When people are stuck in one of these breathing patterns, their blood chemistry, hormone profile and emotional state on a deep level will also be stuck in the same state. Often this comes from our conscious or unconscious resistance to acting on the stimulation that we have received through our senses. Take for example the body that has smelt a tiger. It is going to become alert and want to get moving to run, fight, or establish safety in some way. If the mind tells the body to just relax, the body is likely to keep producing the hormones necessary for intense physical activity even while the mind suppresses that activity. The body will not process and use those hormones up until the mind allows it to take appropriate action to metabolize the hormones. The hormones will continue to circulate around the body perhaps long after the tiger is nowhere around until they are appropriately processed, and as a result the body will remain in its stimulated but not active state until then as well.
The best way to move past these sticking points is to cycle the body through its natural breathing stimulation cycle until it returns back to its resting breathing pattern of relaxed breathing in and out through the nose. Trying to force the body backwards through the cycle towards relaxation will just create further resistance until the hormones, blood chemistry and tension patterns relating to the stimulation are processed. This can only be done by going forwards through the cycle.
Exercise: The Breathing Stimulation Cycle
You can do this exercise in any position, lying down, sitting or standing; you can even do it while walking around or engaged in other activities. Begin by taking ten relaxed breaths in and out through your nose. Sniff ten times. Breathe in through your nose and out through your mouth ten times. Breathe in and out through your mouth ten times. Breathe in through your mouth and out through your nose ten times. Finally return to relaxed breathing in and out through your nose for at least ten breaths.
Repeat this cycle from one to five times.
The results of going through this cycle are truly remarkable. You will find that you breathe much slower and feel more relaxed after finishing the cycle. If you have longstanding stress or stimulation patterns in your body, do not expect them to disappear all at once, but each time you go through the cycle they will become less and less.
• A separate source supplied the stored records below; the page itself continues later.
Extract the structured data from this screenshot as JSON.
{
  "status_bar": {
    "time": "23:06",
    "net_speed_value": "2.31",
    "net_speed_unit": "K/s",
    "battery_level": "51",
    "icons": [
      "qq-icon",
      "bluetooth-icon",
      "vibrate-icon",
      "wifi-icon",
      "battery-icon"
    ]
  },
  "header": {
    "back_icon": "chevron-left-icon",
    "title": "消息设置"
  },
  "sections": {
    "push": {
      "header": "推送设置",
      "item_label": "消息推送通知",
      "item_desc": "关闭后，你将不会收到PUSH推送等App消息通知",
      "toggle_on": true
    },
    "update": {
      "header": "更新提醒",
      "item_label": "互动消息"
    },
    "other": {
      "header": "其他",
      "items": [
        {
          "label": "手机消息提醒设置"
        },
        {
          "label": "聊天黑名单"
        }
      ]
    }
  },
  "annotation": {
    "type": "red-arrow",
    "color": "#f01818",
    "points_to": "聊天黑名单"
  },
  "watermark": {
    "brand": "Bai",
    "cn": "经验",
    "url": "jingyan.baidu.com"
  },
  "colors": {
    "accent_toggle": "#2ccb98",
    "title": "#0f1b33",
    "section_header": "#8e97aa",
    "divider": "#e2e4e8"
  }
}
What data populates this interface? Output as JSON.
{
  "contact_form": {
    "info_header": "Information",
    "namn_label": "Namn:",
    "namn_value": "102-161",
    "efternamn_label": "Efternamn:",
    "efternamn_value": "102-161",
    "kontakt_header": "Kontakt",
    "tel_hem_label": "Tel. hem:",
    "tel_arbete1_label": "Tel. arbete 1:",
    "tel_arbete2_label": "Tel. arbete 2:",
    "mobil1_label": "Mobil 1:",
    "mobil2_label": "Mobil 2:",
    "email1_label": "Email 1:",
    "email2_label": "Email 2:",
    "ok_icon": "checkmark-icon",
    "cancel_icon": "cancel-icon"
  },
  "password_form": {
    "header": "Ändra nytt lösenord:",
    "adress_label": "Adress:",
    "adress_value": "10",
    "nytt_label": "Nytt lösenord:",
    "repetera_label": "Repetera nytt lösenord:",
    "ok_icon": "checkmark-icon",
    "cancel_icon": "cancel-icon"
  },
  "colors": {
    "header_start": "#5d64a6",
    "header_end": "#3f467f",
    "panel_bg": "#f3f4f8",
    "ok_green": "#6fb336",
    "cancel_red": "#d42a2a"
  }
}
Often when we have these patterns in our body for a long time they become invisible to us, we are just so used to them being there we hardly notice them at all. If this is the case for you, after practicing this exercise for awhile you may find yourself feeling unusually happy, calm, even blissful for no apparent reason. This is simply a normal state of functioning – it seems amazing to experience it when you have become used to a stressed state for a long time.
If you regularly have congested sinuses, you may find that these become more congested initially as you begin to practice this exercise as the body begins to process the tension patterns and to release and flush through the chemicals which have been causing this stimulation. If this is the case, just do a little of the exercise at a time and gradually the congestion should lessen.
This Week’s Practice Sessions
This week’s sessions are focused on practicing the breathing stimulation cycle.
- Balanced Breathing – 5 minutes
- Breathing Stimulation Cycle – as many times as is comfortable for you
- Balanced Breathing – 5 minutes